Down to Earth is a group of social enterprises that merges innovation in health care delivery with innovation in education delivery. The result is a transformative approach to how we work with people and delivers community-wide change. Down to Earth focuses on tackling social inequality and the challenges of sustainability through innovative and inclusive approaches, such as creating sustainable buildings with natural materials.
Down to Earth is leading on the design and development of the ‘Our Health Meadow’ project at University Hospital Llandough (UHL), in partnership with Cardiff and Vale Health Charity and Cardiff and Vale University Health Board.
In 2017, we were approached by Cardiff and Vale Health Charity to create a healthcare facility using the sustainable construction materials such as timber, cob, and straw bale.
We received planning permission to enhance and develop a 14-acre site adjacent to UHL into an outdoor rehabilitation and recovery space. Plans for the project site include sustainable development and native planting; creation of natural flood management featuring wetland habitats; sustainable construction of a rehabilitation and recovery centre; creation of food growing areas, sensory garden and other informal growing spaces planted with native species.
Before our engagement, the project was called 'Our Orchard’. In October 2020, we held an online public consultation with patients, staff, and the community asking them to put forward ideas about the proposed project.
We wanted to know who used the site and how, what materials and designs they would like to see included in the development of the space; what they would like the site to be used for and how they would rebrand it. We arrived at ‘Our Health Meadow/Ein Dôl Iechyd’.
Based on the feedback from our first consultation, our architect created an innovative design for the building. Working in partnership on the landscape plans with MUD Designs and MacGregor Smith, the site is devised around an edible landscape, with a focus on enhancing the health, connectivity and diversity of natural habitats and the species that flourish within them. DTE is working with partners, staff, patients, and the wider community to collaboratively create this innovative, outdoor healthcare and rehabilitation facility.

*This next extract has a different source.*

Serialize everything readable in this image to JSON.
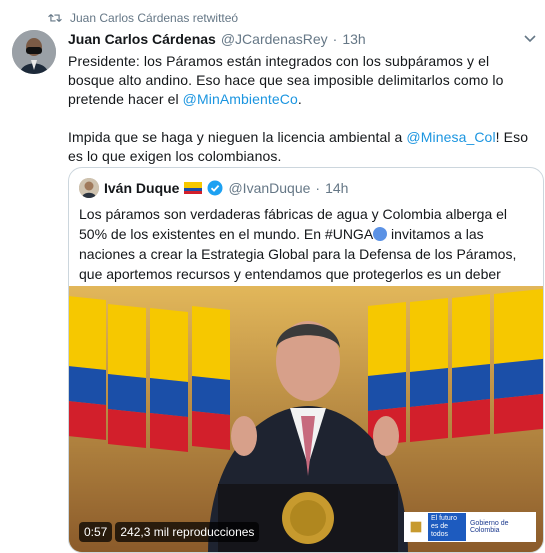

The primary focus of the project - in terms of construction - is the therapy centre. However, the green infrastructure of the entire site is tailored to be inclusive, providing wheelchair accessible routes throughout, walking areas, and different terrains that people can explore and/or use for recovery and rehabilitation, using Down to Earth’s inclusive sustainable construction and development method.
This is a 3 year project funded by Enabling Natural Resources and Well-being and Heritage Fund Woodlands. Development activity started on the site in Autumn 2021, with the aim to have the project completed by the end of 2023
Start as soon as you can. Lay the groundwork by letting people know who you are and what you do as an organisation. You can never make too much time to meet face-to-face with people, build relationships, and get some publicity out there.
Always give yourself a lot more time than you think you’ll need, to not only plan and deliver your project, but to collate the research and learning and disseminate your findings to your communities and funders.
Allow yourself sufficient time before programme delivery for planning and programme development. We were supposed to be up and running in November 2020, but by April of 2021, we were still waiting to hear if we had been approved for funding.
We would advise those looking to start something similar to have a contingency plan. We’ve learned that – not only from this project but others – the importance of having backup work plans in case you run into significant issues, such as a global pandemic, is a massive help.
We are running a clinical research project exploring the multiple impacts of green infrastructure on healthcare and how this intervention brings about change in mental health and social cohesion.